Theo Verelst Z80 System Page
To give the synth on my other pages Midi and automated and programmable
controls, a microprocessor is desirable. An of-the shelf card or PIC processor
could do, but I chose to (re-) do a Z80 design, and give it loads of IO
lines, and the properties needed to do all inds of prototyping.
Below is a picture of (one of the) prototypes, showing de CPU-card, programming
hardware, and the keyboard.
The properties of the system are: Z80 CMOS CPU (at 2 to 40 (!) MHz,
at least one of the prototypes ran at that speed), a battery backed RAM
(currently 8Kbyte), display and keyboard interfaces, and the rest of the
(random) logic to make the system work.
Top view of the display unit:
Except for the adaptations in the lower right which were to dispable
a power surging archaic static ram , and to make a different, simpler,
interface, all parts were soldered about 15 years ago, and were in fact
quite advanced for those days, since the applied CMOS parts were already
very low power, so the whole display unit can run a fractions of a milli-Amp,
except for the LED segments.
Bottom view of the display unit:
I've done some simple programs on this prototype to test memory access,
stack handling, and basic IO, followed by a program to drive the
display unit described above. basically the display's are addressed in
a row, and display a message prepared in a 16 byte long memory image. By
shifting the memory image, a text can be scrolled.
I've laid hands on a set of 5x7 segment LED displays, that I'll use to

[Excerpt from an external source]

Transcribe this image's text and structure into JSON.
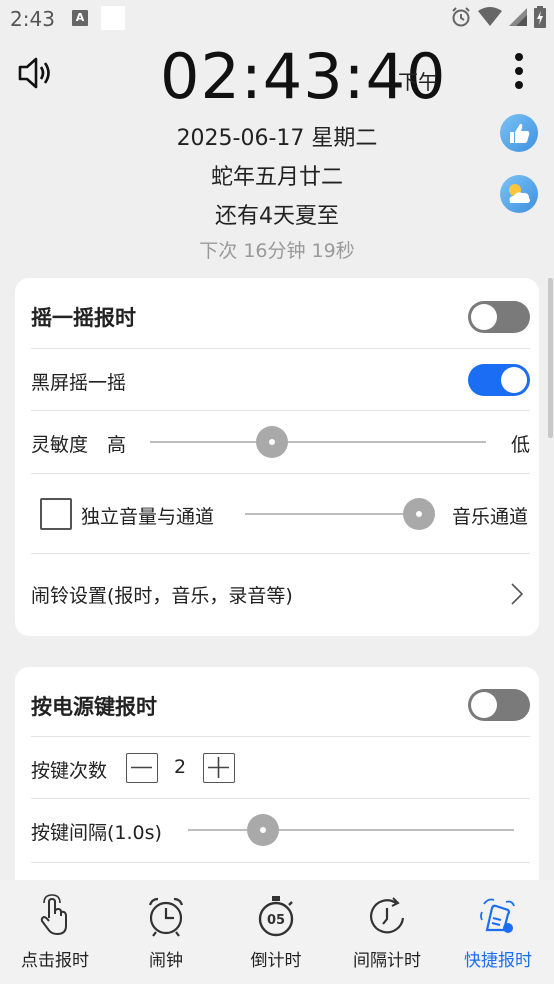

make a display with better alpha-numerical capacities, at the expense of
more power usage and hardware. As a display unit for the synthesizer and
other audio equipment, this seems a cost effective and very desirable option,
since it beats LCD's by far in readability and speed.